Once ideas have been submitted, it is critical to have a transparent process that transforms the idea into an actionable initiative. Transparency can be achieved in a number of ways, but equally important to transparency is ownership and the ability of the employee who submitted the idea to manage its growth as it goes through the process of revision and definition. Always remember that internal innovation requires incubation of talent, and every person who chooses to participate in the process should be able to see how their idea becomes a tangible change, if for no other reason than for them to learn and be able to submit more ideas or even mentor others in the future.
Transparency helps employees understand the process as they watch countless examples of ideas moving through the internal innovation machine. It provides encouragement that their ideas do not have to be perfect, and that they don't have to be major ground-breaking innovations to be valuable and worth the time. The feedback process is also critically important to help people understand why a particular idea might not make it through to implementation, so employees don't get discouraged and assume some other factors contributed.
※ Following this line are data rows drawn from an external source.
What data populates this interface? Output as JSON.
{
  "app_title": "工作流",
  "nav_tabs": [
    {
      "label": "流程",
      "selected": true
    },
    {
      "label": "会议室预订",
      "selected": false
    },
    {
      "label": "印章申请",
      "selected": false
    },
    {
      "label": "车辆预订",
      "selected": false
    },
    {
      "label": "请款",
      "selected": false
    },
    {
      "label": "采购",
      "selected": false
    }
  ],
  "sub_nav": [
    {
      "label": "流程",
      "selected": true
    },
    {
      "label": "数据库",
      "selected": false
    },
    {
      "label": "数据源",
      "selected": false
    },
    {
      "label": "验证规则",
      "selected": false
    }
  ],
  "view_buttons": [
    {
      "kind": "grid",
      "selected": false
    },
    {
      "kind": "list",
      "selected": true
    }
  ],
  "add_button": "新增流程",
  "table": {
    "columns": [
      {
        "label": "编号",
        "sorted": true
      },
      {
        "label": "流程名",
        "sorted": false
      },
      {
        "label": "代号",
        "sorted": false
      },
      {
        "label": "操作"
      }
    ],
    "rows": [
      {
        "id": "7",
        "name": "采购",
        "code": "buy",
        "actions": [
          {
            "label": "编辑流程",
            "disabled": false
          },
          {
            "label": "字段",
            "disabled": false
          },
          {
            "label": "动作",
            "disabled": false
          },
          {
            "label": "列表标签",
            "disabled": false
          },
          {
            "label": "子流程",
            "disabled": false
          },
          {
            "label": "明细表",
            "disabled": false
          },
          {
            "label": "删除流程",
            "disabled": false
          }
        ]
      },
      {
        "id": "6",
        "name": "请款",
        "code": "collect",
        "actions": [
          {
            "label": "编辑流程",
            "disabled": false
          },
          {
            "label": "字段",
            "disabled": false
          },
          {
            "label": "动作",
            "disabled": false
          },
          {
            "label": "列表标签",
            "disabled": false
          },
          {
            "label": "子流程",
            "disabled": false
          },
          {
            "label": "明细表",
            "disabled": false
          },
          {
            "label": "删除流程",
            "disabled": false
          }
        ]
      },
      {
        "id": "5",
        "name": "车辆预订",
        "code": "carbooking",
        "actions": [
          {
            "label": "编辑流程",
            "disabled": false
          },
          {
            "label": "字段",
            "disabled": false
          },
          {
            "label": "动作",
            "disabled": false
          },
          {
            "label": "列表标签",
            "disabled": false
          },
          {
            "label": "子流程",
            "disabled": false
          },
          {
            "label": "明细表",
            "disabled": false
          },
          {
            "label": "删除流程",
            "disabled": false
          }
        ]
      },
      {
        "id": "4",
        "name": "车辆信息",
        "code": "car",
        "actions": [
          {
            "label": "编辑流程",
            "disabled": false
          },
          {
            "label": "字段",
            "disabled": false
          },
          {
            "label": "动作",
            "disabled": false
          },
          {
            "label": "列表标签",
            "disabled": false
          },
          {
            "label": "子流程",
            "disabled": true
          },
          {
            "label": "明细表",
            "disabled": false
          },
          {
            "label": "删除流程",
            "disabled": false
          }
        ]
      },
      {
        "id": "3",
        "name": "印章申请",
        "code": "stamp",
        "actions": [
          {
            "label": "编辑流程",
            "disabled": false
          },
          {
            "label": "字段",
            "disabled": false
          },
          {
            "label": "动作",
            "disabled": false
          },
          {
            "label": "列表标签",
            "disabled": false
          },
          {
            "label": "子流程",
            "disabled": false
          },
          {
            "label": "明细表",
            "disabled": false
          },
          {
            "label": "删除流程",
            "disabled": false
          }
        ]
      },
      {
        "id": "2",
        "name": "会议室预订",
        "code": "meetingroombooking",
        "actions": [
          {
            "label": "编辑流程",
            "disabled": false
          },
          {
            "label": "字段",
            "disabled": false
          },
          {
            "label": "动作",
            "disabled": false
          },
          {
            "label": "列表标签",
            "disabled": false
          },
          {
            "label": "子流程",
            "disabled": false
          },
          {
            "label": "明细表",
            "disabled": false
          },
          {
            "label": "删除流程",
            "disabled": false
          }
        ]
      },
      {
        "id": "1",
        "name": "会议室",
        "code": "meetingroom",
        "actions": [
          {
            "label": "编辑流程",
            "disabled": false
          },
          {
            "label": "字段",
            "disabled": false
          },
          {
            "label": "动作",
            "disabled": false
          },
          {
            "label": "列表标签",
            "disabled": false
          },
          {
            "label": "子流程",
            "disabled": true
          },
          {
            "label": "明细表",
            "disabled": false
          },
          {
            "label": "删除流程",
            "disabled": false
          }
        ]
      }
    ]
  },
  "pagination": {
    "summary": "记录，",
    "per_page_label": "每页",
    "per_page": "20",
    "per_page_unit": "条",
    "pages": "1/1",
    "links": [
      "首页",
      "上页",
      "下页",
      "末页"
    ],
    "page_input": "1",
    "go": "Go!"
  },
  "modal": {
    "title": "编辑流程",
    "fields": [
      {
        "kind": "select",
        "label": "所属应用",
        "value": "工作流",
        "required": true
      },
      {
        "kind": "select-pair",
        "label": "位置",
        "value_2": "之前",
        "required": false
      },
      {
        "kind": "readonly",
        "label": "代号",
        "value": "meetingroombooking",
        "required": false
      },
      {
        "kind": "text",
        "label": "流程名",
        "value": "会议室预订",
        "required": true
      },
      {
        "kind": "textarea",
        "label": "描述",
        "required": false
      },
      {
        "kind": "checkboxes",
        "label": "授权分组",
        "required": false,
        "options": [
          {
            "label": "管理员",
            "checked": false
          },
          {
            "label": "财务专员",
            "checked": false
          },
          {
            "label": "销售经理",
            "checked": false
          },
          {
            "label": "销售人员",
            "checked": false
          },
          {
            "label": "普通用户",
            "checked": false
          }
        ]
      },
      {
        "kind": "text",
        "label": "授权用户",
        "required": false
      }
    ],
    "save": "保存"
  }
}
Ownership of ideas is the backbone of the pride that will fuel the engine of innovation among non-managerial employees. Anyone who submits an idea must be given the opportunity to work with managers and mentors to carry that idea through to fruition if it goes that far. In addition to boosting morale and encouraging people to actually participate in their innovation centers, ownership of an idea and initiative process will provide a tremendous opportunity for training that reinforces the investment in internal resources. Always take opportunities to incubate internal talent, as it fosters mutual respect and a stronger company culture that will ultimately result in a desirable working environment that attracts even more talent that sees opportunity to grow.
Implementation of initiatives that come out of innovation centers will also be significantly more effective when employees have at least partial ownership over the process of bringing those ideas to fruition. With natural champions and internal evangelists, especially for process and cultural innovations, adoption goals will be significantly easier to achieve. Product innovations obviously require people with specific skill sets to drive them, but as mentioned above, this also presents a mentoring and training opportunity for the person or people responsible for catalyzing those initiatives. Many employees will ultimately opt out of participating in the product innovation process, but keeping them informed of the progress is important, and providing positive reinforcement by letting them be involved in the testing process is another touch point that can bolster their connection to the project.
Tracking, Testing, and Learning
Specifically related to process and cultural innovations, it is critically important to monitor and measure the effects of changes on the organization as a whole. While these types of innovations don't always have quantifiable benefits, there are always opportunities to measure success in the long run. It is also possible that one process innovation begets others, or makes it possible for employees to identify another area that could benefit from a similar improvement, so paying close attention to the effects of applying internal innovation is an important piece of the continued success of innovation centers.
Join the Conversation
This article series will be published monthly until the end of 2021, with two articles going up in September. I encourage everyone to reach out to me using "Inno Growth" in the subject line with any questions, and to subscribe to the rest of this series. I will be answering mailbag questions publicly and anonymously throughout the series, so I sincerely look forward to hearing from you.